Sound insulation programs have been in existence since the 1980s. They have been successful in improving the quality of life for homeowners and building occupants by reducing aircraft noise levels in those structures. The last 20-30 years has brought on significant improvements in sound insulation materials, treatments, methods, techniques, and lessons learned. In addition, with the passage of time there is a perception by some property owners that those structures that were sound insulated in the early programs are not performing as they once did. There has not been a programmatic approach to evaluate the long-term effectiveness of sound insulation programs including design criteria, materials, and installation standards. As such, research is needed in this area.
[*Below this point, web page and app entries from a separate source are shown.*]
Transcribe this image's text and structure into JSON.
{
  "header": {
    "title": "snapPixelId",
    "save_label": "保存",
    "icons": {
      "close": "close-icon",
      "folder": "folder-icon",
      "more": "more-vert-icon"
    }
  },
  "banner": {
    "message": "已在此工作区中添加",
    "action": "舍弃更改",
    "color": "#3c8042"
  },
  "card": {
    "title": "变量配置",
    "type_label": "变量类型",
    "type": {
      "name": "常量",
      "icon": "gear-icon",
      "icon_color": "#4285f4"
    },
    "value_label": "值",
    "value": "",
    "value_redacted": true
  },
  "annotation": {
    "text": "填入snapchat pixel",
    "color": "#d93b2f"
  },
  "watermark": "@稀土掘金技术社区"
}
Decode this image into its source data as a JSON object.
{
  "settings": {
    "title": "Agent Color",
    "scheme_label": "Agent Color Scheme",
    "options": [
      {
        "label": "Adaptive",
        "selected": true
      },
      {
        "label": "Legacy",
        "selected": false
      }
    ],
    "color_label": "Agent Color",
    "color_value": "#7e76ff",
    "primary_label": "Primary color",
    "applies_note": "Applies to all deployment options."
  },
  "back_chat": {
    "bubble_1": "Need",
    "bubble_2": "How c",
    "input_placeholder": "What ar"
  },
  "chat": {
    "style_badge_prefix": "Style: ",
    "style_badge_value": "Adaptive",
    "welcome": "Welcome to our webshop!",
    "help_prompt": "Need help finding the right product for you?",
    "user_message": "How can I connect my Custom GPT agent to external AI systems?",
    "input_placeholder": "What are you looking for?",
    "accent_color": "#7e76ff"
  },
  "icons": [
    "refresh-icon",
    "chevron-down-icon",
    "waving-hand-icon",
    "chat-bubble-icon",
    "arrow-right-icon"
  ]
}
The objectives of this research are to (1) evaluate the degree and causes of deterioration, if any, in the acoustic performance of homes and buildings that were sound insulated during early sound insulation programs and (2) provide guidance to help airports determine the expectation of the durability and attenuation performance of currently available sound insulation techniques, treatment, and materials that are available today. This research should address, at a minimum, design, installation, materials, and treatments associated with sound insulation programs.